What needs to be done » The expected output is the data below, restated word for word.

Information provided »
++++++++
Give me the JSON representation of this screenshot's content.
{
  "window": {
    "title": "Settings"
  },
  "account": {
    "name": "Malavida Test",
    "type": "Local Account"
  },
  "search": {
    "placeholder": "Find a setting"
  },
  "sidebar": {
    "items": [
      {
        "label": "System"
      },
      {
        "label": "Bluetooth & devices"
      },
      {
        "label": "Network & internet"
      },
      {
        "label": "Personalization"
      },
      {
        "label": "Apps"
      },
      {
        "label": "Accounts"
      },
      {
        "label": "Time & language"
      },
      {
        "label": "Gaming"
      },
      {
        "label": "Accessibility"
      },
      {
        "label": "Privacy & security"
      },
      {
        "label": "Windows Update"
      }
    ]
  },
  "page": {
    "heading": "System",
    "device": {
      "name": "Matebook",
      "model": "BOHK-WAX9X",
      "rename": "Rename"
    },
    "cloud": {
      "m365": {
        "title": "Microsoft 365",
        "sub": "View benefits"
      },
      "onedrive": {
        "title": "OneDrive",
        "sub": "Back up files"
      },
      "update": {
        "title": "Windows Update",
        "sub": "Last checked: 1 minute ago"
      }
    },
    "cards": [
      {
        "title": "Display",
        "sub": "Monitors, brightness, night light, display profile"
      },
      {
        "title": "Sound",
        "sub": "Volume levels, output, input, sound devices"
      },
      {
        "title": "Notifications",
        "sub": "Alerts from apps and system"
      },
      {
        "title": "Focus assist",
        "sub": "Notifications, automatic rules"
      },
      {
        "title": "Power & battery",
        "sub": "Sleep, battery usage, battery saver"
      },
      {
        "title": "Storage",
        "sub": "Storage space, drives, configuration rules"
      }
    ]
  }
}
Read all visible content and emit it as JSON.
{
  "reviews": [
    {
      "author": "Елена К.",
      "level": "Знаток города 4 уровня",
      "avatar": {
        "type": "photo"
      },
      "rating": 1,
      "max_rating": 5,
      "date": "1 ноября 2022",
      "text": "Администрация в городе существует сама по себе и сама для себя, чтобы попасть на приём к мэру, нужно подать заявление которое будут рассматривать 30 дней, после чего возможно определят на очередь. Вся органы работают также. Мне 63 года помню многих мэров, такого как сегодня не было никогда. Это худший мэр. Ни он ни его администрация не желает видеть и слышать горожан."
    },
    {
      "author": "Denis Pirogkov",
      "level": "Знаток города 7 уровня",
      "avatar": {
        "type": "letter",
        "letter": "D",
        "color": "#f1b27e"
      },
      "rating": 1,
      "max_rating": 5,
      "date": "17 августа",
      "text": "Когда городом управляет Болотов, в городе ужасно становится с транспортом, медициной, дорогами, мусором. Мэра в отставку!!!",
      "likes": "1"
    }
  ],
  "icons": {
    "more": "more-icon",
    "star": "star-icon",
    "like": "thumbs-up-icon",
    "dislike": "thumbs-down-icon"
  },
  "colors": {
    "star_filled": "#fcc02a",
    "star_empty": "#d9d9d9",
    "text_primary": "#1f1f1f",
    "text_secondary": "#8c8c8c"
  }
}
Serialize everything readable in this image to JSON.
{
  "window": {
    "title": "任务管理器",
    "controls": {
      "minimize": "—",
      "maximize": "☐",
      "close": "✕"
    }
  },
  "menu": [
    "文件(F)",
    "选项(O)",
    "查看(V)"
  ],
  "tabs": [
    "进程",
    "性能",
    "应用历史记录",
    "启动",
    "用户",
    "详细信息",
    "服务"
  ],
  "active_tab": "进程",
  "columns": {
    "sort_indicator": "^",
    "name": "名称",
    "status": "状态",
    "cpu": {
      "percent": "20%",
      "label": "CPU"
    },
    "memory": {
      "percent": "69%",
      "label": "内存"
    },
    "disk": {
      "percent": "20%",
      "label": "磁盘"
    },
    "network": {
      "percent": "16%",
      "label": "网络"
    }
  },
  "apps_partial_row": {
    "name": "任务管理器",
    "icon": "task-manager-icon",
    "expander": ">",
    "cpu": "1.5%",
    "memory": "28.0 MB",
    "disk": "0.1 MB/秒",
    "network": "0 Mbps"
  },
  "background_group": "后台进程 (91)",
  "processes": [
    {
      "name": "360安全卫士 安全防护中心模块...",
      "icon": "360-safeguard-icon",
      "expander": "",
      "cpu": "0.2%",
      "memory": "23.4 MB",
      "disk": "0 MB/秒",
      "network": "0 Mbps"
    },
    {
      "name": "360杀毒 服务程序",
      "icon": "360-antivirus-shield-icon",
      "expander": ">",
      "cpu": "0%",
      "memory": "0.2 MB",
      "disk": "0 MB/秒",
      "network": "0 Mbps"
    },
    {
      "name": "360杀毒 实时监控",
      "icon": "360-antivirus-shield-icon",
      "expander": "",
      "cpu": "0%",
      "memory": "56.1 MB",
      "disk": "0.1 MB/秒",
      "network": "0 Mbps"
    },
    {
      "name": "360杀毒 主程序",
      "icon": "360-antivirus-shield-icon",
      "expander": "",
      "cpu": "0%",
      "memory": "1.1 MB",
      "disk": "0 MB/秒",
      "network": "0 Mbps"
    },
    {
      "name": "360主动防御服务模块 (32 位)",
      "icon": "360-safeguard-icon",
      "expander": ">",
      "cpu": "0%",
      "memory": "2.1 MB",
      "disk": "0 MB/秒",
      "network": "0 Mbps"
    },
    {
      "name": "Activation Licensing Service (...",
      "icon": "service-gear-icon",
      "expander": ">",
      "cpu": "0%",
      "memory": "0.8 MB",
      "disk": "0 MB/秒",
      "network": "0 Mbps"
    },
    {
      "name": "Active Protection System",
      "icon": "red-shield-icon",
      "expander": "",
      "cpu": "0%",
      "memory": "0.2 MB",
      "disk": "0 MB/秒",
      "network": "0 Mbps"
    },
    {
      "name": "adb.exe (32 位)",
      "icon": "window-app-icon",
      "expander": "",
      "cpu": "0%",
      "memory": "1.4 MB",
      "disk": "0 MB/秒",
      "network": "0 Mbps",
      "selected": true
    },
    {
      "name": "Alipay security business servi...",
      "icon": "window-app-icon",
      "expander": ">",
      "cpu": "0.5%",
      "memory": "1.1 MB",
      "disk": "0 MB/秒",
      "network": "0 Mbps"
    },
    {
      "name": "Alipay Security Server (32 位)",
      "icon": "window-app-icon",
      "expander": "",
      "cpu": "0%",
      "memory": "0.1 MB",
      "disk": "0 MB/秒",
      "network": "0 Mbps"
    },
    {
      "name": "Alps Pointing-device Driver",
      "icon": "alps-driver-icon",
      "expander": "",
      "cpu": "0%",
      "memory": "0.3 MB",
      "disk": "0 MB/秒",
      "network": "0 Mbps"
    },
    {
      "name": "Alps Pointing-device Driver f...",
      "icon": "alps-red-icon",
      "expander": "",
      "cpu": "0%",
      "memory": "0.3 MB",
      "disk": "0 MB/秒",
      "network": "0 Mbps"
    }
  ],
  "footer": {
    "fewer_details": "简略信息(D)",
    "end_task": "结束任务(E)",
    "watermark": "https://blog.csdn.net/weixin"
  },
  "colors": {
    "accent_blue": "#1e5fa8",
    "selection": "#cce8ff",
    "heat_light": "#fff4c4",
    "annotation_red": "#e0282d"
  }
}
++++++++
Exercise result »
Give me the JSON representation of this screenshot's content.
{
  "window": {
    "title": "Settings"
  },
  "account": {
    "name": "Malavida Test",
    "type": "Local Account"
  },
  "search": {
    "placeholder": "Find a setting"
  },
  "sidebar": {
    "items": [
      {
        "label": "System"
      },
      {
        "label": "Bluetooth & devices"
      },
      {
        "label": "Network & internet"
      },
      {
        "label": "Personalization"
      },
      {
        "label": "Apps"
      },
      {
        "label": "Accounts"
      },
      {
        "label": "Time & language"
      },
      {
        "label": "Gaming"
      },
      {
        "label": "Accessibility"
      },
      {
        "label": "Privacy & security"
      },
      {
        "label": "Windows Update"
      }
    ]
  },
  "page": {
    "heading": "System",
    "device": {
      "name": "Matebook",
      "model": "BOHK-WAX9X",
      "rename": "Rename"
    },
    "cloud": {
      "m365": {
        "title": "Microsoft 365",
        "sub": "View benefits"
      },
      "onedrive": {
        "title": "OneDrive",
        "sub": "Back up files"
      },
      "update": {
        "title": "Windows Update",
        "sub": "Last checked: 1 minute ago"
      }
    },
    "cards": [
      {
        "title": "Display",
        "sub": "Monitors, brightness, night light, display profile"
      },
      {
        "title": "Sound",
        "sub": "Volume levels, output, input, sound devices"
      },
      {
        "title": "Notifications",
        "sub": "Alerts from apps and system"
      },
      {
        "title": "Focus assist",
        "sub": "Notifications, automatic rules"
      },
      {
        "title": "Power & battery",
        "sub": "Sleep, battery usage, battery saver"
      },
      {
        "title": "Storage",
        "sub": "Storage space, drives, configuration rules"
      }
    ]
  }
}
Read all visible content and emit it as JSON.
{
  "reviews": [
    {
      "author": "Елена К.",
      "level": "Знаток города 4 уровня",
      "avatar": {
        "type": "photo"
      },
      "rating": 1,
      "max_rating": 5,
      "date": "1 ноября 2022",
      "text": "Администрация в городе существует сама по себе и сама для себя, чтобы попасть на приём к мэру, нужно подать заявление которое будут рассматривать 30 дней, после чего возможно определят на очередь. Вся органы работают также. Мне 63 года помню многих мэров, такого как сегодня не было никогда. Это худший мэр. Ни он ни его администрация не желает видеть и слышать горожан."
    },
    {
      "author": "Denis Pirogkov",
      "level": "Знаток города 7 уровня",
      "avatar": {
        "type": "letter",
        "letter": "D",
        "color": "#f1b27e"
      },
      "rating": 1,
      "max_rating": 5,
      "date": "17 августа",
      "text": "Когда городом управляет Болотов, в городе ужасно становится с транспортом, медициной, дорогами, мусором. Мэра в отставку!!!",
      "likes": "1"
    }
  ],
  "icons": {
    "more": "more-icon",
    "star": "star-icon",
    "like": "thumbs-up-icon",
    "dislike": "thumbs-down-icon"
  },
  "colors": {
    "star_filled": "#fcc02a",
    "star_empty": "#d9d9d9",
    "text_primary": "#1f1f1f",
    "text_secondary": "#8c8c8c"
  }
}
Serialize everything readable in this image to JSON.
{
  "window": {
    "title": "任务管理器",
    "controls": {
      "minimize": "—",
      "maximize": "☐",
      "close": "✕"
    }
  },
  "menu": [
    "文件(F)",
    "选项(O)",
    "查看(V)"
  ],
  "tabs": [
    "进程",
    "性能",
    "应用历史记录",
    "启动",
    "用户",
    "详细信息",
    "服务"
  ],
  "active_tab": "进程",
  "columns": {
    "sort_indicator": "^",
    "name": "名称",
    "status": "状态",
    "cpu": {
      "percent": "20%",
      "label": "CPU"
    },
    "memory": {
      "percent": "69%",
      "label": "内存"
    },
    "disk": {
      "percent": "20%",
      "label": "磁盘"
    },
    "network": {
      "percent": "16%",
      "label": "网络"
    }
  },
  "apps_partial_row": {
    "name": "任务管理器",
    "icon": "task-manager-icon",
    "expander": ">",
    "cpu": "1.5%",
    "memory": "28.0 MB",
    "disk": "0.1 MB/秒",
    "network": "0 Mbps"
  },
  "background_group": "后台进程 (91)",
  "processes": [
    {
      "name": "360安全卫士 安全防护中心模块...",
      "icon": "360-safeguard-icon",
      "expander": "",
      "cpu": "0.2%",
      "memory": "23.4 MB",
      "disk": "0 MB/秒",
      "network": "0 Mbps"
    },
    {
      "name": "360杀毒 服务程序",
      "icon": "360-antivirus-shield-icon",
      "expander": ">",
      "cpu": "0%",
      "memory": "0.2 MB",
      "disk": "0 MB/秒",
      "network": "0 Mbps"
    },
    {
      "name": "360杀毒 实时监控",
      "icon": "360-antivirus-shield-icon",
      "expander": "",
      "cpu": "0%",
      "memory": "56.1 MB",
      "disk": "0.1 MB/秒",
      "network": "0 Mbps"
    },
    {
      "name": "360杀毒 主程序",
      "icon": "360-antivirus-shield-icon",
      "expander": "",
      "cpu": "0%",
      "memory": "1.1 MB",
      "disk": "0 MB/秒",
      "network": "0 Mbps"
    },
    {
      "name": "360主动防御服务模块 (32 位)",
      "icon": "360-safeguard-icon",
      "expander": ">",
      "cpu": "0%",
      "memory": "2.1 MB",
      "disk": "0 MB/秒",
      "network": "0 Mbps"
    },
    {
      "name": "Activation Licensing Service (...",
      "icon": "service-gear-icon",
      "expander": ">",
      "cpu": "0%",
      "memory": "0.8 MB",
      "disk": "0 MB/秒",
      "network": "0 Mbps"
    },
    {
      "name": "Active Protection System",
      "icon": "red-shield-icon",
      "expander": "",
      "cpu": "0%",
      "memory": "0.2 MB",
      "disk": "0 MB/秒",
      "network": "0 Mbps"
    },
    {
      "name": "adb.exe (32 位)",
      "icon": "window-app-icon",
      "expander": "",
      "cpu": "0%",
      "memory": "1.4 MB",
      "disk": "0 MB/秒",
      "network": "0 Mbps",
      "selected": true
    },
    {
      "name": "Alipay security business servi...",
      "icon": "window-app-icon",
      "expander": ">",
      "cpu": "0.5%",
      "memory": "1.1 MB",
      "disk": "0 MB/秒",
      "network": "0 Mbps"
    },
    {
      "name": "Alipay Security Server (32 位)",
      "icon": "window-app-icon",
      "expander": "",
      "cpu": "0%",
      "memory": "0.1 MB",
      "disk": "0 MB/秒",
      "network": "0 Mbps"
    },
    {
      "name": "Alps Pointing-device Driver",
      "icon": "alps-driver-icon",
      "expander": "",
      "cpu": "0%",
      "memory": "0.3 MB",
      "disk": "0 MB/秒",
      "network": "0 Mbps"
    },
    {
      "name": "Alps Pointing-device Driver f...",
      "icon": "alps-red-icon",
      "expander": "",
      "cpu": "0%",
      "memory": "0.3 MB",
      "disk": "0 MB/秒",
      "network": "0 Mbps"
    }
  ],
  "footer": {
    "fewer_details": "简略信息(D)",
    "end_task": "结束任务(E)",
    "watermark": "https://blog.csdn.net/weixin"
  },
  "colors": {
    "accent_blue": "#1e5fa8",
    "selection": "#cce8ff",
    "heat_light": "#fff4c4",
    "annotation_red": "#e0282d"
  }
}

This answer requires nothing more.